A poster from near the University area of Orihuela from yesterday.
I took a small cooked English breakfast in the Washington bar, 4E and 1E for a second coffee. Various people come in, many because they can have a fag in the covered terrace. Many English, knowing each other. Mainly older, 60+ but not exclusively. The people serving are all English and younger. A couple of North African men come in. Some Spanish, elder women, elder men. About 15 or so English over the time I am there.
Outside after the breakfast I look at flowers on the stall. I hear this conversation between two English women in their early 70s:
A: and there were these Muslims shouting that the English soldiers had raped their women
B: it is disgusting
A: and when some white men intervened it was them what got arrested
A: I don’t know, makes me think what sort of bloody country is it becoming, it’ll be a Muslim country in a bit, give it twenty years, I don’t know
I have difficult conversations with my father where I am trying to explain that I fear the easy target that is made by the foreigner, that the foreigner is not the right direction for the struggle, that this leads to blood. I don’t think that he is like this, that he is a bad man in that way, I don’t imagine him to offer support to racism. What he does is understand why the English are racist, he knows that they are not bad but exploited themselves in some way, in many ways and he understands that they perceive immigration as yet another threat to them, one they were never asked about. It is all very ugly and I struggle to find the right words and I fail. I say at one point – the English people were never asked about anything really but it is a matter of identifying the right way to approach the problem, a matter of having some form of Marxist analysis of the situation and our shared relations to the way production is ordered – or words to that effect.

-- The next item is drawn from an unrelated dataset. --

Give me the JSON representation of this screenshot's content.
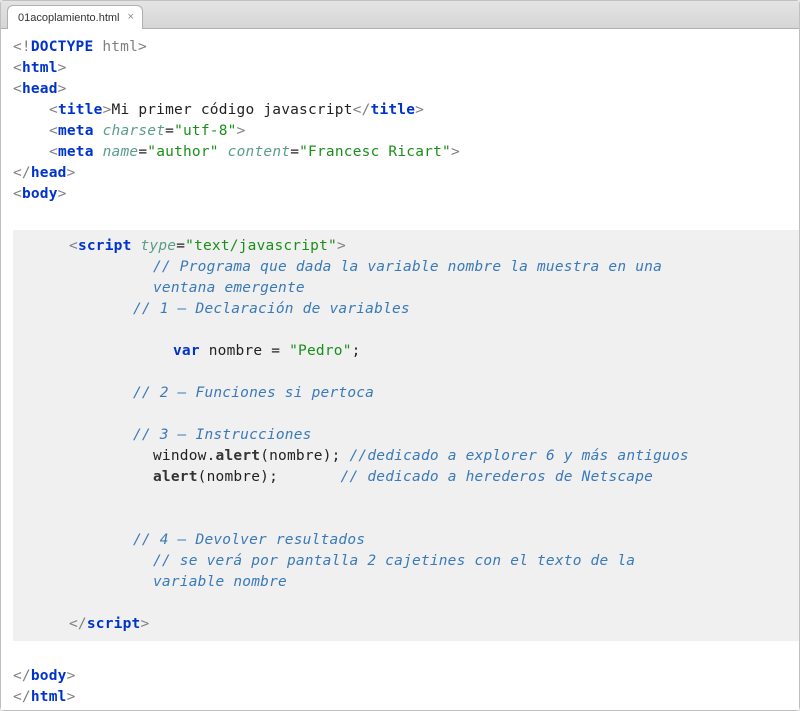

I am tense about this. Later on we are watching the TV. Heartbeat, a mid-1960s light character comedy set in the Yorkshire Dales is a favourite of my father and partner. It is enjoyable; I quite see its attraction, the lightness, the mild victories made by the good over the never too evil bad. The already nostalgic view on England that it shows is perhaps oddly not nostalgic sitting here watching it on a sofa nearly 50 years after is was made. I don’t sense nostalgia anyway; I must ask my father if he does. I’d say that it is almost as if it is still going on, alive not just on screen but in life, current in a way.
Later or perhaps before an episode of George and Mildred is watched. This was the 1970s and I recall it reasonably well. What fascinates me is not the program but the adverts. At one point I double take and check with my father that the adverts are not repeats from the 70s as well. No, they are not but the adverts, particularly the ones that immediately follow the program break, appear to be deliberately echoing the 70s in their style and content.
We see that there is an episode of Benidorm showing on the TV. My father says it is rubbish but that it appears that it is popular. We start to watch it and I don’t find it particularly funny or gripping but I could imagine that if I gave it a bit of time I could work out why it was liked, what was going on. I mention that it seems ok to my father who had thought that I would just find it rubbish. I explain that there is something about it that seems modern and that I didn’t really quite see why Heartbeat or George and Mildred was any different and that maybe he couldn’t quite see certain modern references in Benidorm that made it more difficult to watch.
Later on before going to bed I get youtube up and show my father a few songs from Flight of the Chonchords, introduced to me by my daughter and boyfriend. We watched various things including Albi the Racist Dragon. Watching I realised that it was difficult for him to catch the humour, the way that irony worked, I recognised this because I had found it threatening when I first saw it too, as I have found many things I can not quite grasp at first threatening. We discussed it and I suggested that he maybe was not able to understand certain things. He was offended although he claimed he wasn’t. Fair enough, maybe I was rude to say it but I had to try and explain myself or I would just be going, yes, hmm, yep. All I meant was that it is useful to recall that there are new ways that people relate to humour and all forms of culture that are difficult to access without the sets of tools that are automatically owned by the young. I am not young and I already struggle to catch these fleeting sets of meanings and I thank my children (and friends) for access to them as I become at times increasingly abstracted. My point was that whether or not something is actually found funny it is dangerous, in the sense of ignorant (a point of fact not a value judgement), to think that one can identify value in things without the ability to access the sets of meanings that allow something to be, for example, funny.
I explain myself badly and I’m not even sure why I am persisting now in this. I’ve told myself it is for a future, a desire I have to move on from these thoughts. I’ll probably end by demonstrating that I can’t. So be it. I’ll be quiet then. Not now. Then.
It is part of how I understand this migration of course, something that people migrating won’t agree with I assume. That they are avoiding the conflicts brought about by the new, the presence of the other. The habitus of the British includes the tool of running away, upping sticks, changing community because they have already the wreck of communities in their bones and they only need those skeletal memories to resuscitate. That is nasty isn’t it? And poetic in a cheap way.